Sustainability in the Food and Beverage Industry
An analysis of Nestlé and Mondelēz shows that companies in the food and beverage industry have already made the first step in dealing with the challenges of sustainability by setting goals to curb the hazardous effects of their business operations. However, while some have made significant improvements in reducing pollution and societal degradation, others lack necessary communication, planning, and monitoring for internal accountability and operations improvement.
With the increase in globalization over the past few decades, more and more companies have entered international markets and forged new partnerships. The resulting increase in both local and global competition has created more innovative and, at the same time, cheaper products. However, this highly-competitive market has forced some organizations to drive profits at any cost — even to the detriment of society and the environment. This critique draws a need for sustainable business ethics in worldwide organizations, as sometimes the harms from completely industrialist practices can negate the value created by them.
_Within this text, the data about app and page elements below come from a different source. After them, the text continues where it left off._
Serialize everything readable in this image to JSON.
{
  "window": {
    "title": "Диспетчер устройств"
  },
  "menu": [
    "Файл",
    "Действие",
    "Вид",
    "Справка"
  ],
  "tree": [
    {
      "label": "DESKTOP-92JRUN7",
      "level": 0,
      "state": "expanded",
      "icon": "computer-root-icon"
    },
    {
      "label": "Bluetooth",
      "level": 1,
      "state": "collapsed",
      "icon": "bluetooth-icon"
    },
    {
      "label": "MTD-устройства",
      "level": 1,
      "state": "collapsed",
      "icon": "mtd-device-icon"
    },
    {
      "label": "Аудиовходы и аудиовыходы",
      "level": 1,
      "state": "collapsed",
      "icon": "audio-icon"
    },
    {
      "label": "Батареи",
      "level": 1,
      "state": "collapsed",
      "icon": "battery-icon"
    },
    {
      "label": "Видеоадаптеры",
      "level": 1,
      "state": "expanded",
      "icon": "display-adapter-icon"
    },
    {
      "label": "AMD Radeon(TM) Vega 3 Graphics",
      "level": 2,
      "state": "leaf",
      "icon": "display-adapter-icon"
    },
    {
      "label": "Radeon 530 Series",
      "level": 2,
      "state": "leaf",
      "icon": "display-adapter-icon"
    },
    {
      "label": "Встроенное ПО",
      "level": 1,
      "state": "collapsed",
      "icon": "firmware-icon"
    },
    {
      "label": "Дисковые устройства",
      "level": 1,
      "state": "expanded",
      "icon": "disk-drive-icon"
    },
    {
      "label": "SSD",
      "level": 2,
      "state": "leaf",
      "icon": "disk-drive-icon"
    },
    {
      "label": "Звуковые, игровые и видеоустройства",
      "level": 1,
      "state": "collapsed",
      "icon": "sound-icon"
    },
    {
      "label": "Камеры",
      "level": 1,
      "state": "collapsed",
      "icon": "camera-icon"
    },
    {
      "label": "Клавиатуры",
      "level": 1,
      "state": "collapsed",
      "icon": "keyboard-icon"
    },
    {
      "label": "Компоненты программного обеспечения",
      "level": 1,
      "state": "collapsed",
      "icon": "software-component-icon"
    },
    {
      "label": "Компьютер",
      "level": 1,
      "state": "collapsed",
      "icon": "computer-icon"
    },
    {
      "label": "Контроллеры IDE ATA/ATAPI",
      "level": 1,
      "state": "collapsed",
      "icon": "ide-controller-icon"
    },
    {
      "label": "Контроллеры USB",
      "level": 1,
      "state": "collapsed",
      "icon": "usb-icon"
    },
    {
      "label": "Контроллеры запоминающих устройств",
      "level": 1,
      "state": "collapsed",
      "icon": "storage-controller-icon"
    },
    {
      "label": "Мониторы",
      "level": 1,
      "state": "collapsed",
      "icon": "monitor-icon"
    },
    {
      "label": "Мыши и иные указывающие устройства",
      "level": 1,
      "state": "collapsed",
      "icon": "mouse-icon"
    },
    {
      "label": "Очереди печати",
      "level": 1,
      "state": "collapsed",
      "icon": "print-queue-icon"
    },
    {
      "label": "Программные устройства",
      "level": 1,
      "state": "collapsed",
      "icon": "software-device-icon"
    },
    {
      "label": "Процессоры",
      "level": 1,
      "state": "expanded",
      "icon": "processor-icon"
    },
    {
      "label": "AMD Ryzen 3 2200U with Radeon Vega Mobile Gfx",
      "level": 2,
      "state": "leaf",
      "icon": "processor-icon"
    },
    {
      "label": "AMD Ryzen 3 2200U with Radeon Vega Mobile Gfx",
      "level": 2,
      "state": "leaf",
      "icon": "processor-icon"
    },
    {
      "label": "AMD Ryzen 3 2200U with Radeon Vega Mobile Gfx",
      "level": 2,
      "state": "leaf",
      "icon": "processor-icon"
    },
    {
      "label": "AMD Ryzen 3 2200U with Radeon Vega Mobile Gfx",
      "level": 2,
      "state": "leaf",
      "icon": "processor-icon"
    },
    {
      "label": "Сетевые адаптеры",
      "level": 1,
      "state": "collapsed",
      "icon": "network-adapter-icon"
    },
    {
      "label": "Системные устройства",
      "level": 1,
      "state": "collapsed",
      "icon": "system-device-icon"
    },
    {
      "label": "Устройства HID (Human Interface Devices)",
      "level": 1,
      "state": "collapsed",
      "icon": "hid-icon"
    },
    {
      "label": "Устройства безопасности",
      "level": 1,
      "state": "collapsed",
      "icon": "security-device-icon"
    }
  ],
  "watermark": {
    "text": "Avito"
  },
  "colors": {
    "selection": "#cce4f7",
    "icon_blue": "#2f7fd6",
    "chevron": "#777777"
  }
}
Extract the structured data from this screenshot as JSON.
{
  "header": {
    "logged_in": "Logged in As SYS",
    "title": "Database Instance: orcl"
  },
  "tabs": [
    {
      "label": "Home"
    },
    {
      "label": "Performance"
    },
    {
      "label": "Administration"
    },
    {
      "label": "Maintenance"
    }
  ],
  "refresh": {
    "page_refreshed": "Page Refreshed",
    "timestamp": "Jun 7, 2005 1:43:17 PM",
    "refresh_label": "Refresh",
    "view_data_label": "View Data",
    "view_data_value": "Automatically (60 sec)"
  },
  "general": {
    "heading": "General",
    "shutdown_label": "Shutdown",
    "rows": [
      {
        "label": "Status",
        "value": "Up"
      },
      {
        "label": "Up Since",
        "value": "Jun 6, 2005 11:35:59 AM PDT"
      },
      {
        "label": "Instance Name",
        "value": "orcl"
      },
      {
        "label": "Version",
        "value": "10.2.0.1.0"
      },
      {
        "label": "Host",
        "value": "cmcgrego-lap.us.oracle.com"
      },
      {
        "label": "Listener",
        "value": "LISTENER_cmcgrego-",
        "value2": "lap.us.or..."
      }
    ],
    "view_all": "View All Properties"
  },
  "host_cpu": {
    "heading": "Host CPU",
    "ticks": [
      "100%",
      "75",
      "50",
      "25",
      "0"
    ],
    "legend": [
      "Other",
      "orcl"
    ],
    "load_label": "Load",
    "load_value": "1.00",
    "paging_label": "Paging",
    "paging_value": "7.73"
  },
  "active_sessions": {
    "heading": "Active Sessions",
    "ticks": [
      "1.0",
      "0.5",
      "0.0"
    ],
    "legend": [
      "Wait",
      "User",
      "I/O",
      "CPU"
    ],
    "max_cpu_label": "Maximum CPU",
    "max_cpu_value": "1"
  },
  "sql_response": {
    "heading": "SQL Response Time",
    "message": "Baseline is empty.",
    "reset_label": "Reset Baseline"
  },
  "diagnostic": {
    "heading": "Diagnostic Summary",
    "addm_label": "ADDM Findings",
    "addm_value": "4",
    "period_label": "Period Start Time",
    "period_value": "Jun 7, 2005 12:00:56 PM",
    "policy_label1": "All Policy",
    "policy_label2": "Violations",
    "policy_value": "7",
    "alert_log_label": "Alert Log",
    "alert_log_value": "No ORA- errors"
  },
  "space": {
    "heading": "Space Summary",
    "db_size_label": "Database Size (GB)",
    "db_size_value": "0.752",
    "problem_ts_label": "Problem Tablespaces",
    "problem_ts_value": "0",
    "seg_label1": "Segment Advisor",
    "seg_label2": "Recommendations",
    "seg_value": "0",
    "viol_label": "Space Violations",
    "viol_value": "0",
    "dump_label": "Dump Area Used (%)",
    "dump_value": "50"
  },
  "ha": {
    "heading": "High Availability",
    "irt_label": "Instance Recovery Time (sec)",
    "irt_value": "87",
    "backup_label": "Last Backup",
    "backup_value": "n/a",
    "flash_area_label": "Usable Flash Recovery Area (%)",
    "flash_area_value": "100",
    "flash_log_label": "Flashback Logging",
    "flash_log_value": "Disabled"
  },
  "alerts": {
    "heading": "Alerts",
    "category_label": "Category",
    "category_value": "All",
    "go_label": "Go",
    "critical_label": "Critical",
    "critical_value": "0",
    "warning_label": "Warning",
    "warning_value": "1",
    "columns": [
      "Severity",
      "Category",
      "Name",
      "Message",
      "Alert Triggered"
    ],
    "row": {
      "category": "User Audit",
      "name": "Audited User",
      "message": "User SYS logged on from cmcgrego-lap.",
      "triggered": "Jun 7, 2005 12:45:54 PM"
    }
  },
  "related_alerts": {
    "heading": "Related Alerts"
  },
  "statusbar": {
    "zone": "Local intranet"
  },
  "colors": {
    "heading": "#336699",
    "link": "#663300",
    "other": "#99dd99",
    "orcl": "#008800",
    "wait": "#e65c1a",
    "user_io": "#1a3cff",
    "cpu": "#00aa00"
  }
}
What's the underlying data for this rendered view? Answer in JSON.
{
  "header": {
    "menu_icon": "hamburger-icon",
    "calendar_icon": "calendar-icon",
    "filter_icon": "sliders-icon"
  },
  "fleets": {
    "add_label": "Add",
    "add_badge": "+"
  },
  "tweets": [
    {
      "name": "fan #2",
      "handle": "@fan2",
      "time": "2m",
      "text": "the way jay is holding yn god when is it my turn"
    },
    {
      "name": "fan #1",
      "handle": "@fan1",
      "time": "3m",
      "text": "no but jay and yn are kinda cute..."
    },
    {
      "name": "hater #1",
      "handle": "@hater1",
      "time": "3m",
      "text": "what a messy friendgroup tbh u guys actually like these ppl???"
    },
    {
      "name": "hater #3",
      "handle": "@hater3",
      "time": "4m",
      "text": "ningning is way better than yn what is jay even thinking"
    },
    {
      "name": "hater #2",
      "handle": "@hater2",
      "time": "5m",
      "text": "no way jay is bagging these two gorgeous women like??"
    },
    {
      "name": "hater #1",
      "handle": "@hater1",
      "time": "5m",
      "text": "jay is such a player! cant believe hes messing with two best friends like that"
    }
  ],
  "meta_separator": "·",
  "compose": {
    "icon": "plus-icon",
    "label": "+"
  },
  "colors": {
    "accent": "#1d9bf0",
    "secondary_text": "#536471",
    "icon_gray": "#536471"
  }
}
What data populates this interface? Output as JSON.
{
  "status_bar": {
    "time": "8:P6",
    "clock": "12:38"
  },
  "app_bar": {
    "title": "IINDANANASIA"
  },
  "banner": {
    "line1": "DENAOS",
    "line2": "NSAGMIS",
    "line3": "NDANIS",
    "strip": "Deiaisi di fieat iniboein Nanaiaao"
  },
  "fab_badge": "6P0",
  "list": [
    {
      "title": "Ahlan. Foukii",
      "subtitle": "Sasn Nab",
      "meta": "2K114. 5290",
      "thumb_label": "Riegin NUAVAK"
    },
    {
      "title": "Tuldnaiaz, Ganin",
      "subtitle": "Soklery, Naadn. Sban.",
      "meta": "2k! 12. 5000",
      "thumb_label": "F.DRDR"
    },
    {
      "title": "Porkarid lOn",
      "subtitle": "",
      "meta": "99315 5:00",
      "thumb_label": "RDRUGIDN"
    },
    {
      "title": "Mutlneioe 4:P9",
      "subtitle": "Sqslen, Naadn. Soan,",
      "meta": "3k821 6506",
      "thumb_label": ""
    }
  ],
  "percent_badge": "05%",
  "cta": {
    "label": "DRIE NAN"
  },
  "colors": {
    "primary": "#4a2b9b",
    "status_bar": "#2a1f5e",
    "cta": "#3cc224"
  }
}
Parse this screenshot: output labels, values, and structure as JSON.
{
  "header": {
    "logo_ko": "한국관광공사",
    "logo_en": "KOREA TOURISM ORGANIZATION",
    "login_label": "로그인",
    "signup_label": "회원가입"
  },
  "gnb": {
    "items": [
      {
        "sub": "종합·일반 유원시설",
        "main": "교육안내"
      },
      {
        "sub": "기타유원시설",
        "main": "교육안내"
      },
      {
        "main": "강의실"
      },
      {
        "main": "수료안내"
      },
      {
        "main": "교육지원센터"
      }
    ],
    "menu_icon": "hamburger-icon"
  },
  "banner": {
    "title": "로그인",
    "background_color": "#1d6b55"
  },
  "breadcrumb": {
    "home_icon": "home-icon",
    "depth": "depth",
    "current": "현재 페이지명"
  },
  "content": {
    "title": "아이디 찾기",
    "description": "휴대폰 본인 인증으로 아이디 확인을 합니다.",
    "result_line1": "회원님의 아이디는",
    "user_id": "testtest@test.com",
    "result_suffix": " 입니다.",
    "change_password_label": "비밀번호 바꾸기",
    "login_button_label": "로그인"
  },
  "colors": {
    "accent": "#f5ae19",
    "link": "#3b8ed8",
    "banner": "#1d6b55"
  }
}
Given the state of operation of companies in the food and beverage industry, it can be said that Corporate Social Responsibility (CSR) is important to food-producing companies since the industry intensely impacts and has a high dependence on the environment, economy, and society.
The food and beverage industry’s challenge started in the 1990s with the onslaught of widespread obesity, caused by unhealthy amounts of sugar in packaged foods. This was in contrast to infant malnutrition, which was a top killer among children under five, with a UN report showing that every second child in this age group died due to malnutrition. The blame was again shifted to food companies as packaged foods did not provide infants with enough nutrients such as iron and zinc.
To deal with these challenges, governments have set up regulations to curb child labor, as well as more stringent food controls such as banning misleading nutrition labeling to give consumers open information on the products they consume. Hence, companies must not stop at meeting these regulations, but create innovative internal solutions for sustainable results.
Mondelēz responded to the malnutrition challenge by reducing the amount of sugar, sodium, and saturated fats in its foods by 10% in 2020. This was accompanied by plans to increase its use of whole grains by 25% for healthier snacks . The company has also committed to reducing child labor by sourcing its cocoa from certified farmers in Africa, with plans to implement a child labor monitoring policy. Overall, Mondelēz has done a good job responding to the challenges in this industry. However, it needs to set clear targets for its child monitoring system to ensure that internal processes are redesigned to meet its goals.
Nestlé, on the other hand, was forced to adopt CSR methods after a scandal around its baby formula which caused infant deaths in Africa. It rebranded as a nutrition, health and wellness company in 2003 to show dedication to more nutritious and healthy products for consumers of all ages. In response to child labor issues, Nestlé adopted a CSR method it called Creating Shared Value (CSV) which aims to not only train farmers on ethical farming, but also educate kids in primary and secondary schools about child labor problems. Nestlé has an efficient CSR strategy because it clearly communicates the importance of CSR with employees and released annual CSR reports to guarantee accountability and internal operations improvements to stakeholders.
Additionally, Nestlé responded to pollution issues by announcing plans to make 100% of its packaging reusable or recyclable by 2025. However, this time the company failed to give a detailed plan on how it will do this in the next seven years. Furthermore, Nestlé has also failed to deal with cleanup efforts of its packaging waste in places such as the Philippines. Overall, Nestlé has not adopted practical manufacturing methods to reduce land pollution.
Some of the biggest challenges in food and beverage industry are issues surrounding nutrition and land pollution. A number of sustainable and unsustainable approaches towards these issues have been put forth by large food and beverage firms like Nestlé and Mondelēz. And although companies in this industry are committed to reducing their global footprint, some of the goals lack adequate environmental management systems to achieve practical results.
Thumbnail image: Steven Depolo